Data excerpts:
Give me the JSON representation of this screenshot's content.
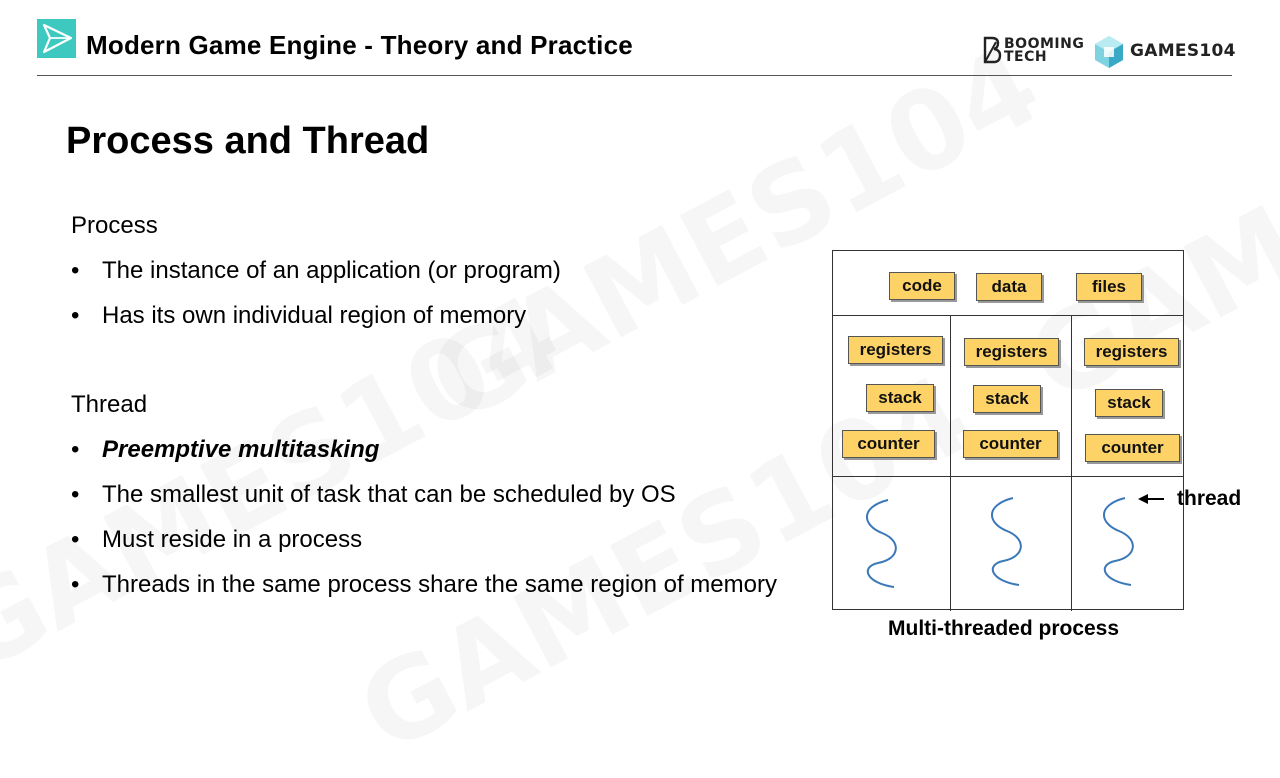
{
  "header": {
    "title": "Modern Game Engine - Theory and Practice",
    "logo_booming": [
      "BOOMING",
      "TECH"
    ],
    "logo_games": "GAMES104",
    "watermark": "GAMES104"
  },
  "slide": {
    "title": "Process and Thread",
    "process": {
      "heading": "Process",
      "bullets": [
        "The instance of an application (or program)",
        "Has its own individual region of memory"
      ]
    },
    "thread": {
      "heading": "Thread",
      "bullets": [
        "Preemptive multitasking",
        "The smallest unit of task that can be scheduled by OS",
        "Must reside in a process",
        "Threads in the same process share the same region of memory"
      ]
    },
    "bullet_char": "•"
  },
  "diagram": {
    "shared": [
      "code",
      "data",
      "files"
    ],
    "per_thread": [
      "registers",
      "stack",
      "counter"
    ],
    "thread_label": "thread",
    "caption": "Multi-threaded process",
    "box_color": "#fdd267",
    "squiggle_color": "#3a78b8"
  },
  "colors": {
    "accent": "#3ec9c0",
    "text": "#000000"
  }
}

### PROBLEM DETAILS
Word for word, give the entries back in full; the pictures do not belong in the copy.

### PROBLEM SOLUTION
Give me the JSON representation of this screenshot's content.
{
  "header": {
    "title": "Modern Game Engine - Theory and Practice",
    "logo_booming": [
      "BOOMING",
      "TECH"
    ],
    "logo_games": "GAMES104",
    "watermark": "GAMES104"
  },
  "slide": {
    "title": "Process and Thread",
    "process": {
      "heading": "Process",
      "bullets": [
        "The instance of an application (or program)",
        "Has its own individual region of memory"
      ]
    },
    "thread": {
      "heading": "Thread",
      "bullets": [
        "Preemptive multitasking",
        "The smallest unit of task that can be scheduled by OS",
        "Must reside in a process",
        "Threads in the same process share the same region of memory"
      ]
    },
    "bullet_char": "•"
  },
  "diagram": {
    "shared": [
      "code",
      "data",
      "files"
    ],
    "per_thread": [
      "registers",
      "stack",
      "counter"
    ],
    "thread_label": "thread",
    "caption": "Multi-threaded process",
    "box_color": "#fdd267",
    "squiggle_color": "#3a78b8"
  },
  "colors": {
    "accent": "#3ec9c0",
    "text": "#000000"
  }
}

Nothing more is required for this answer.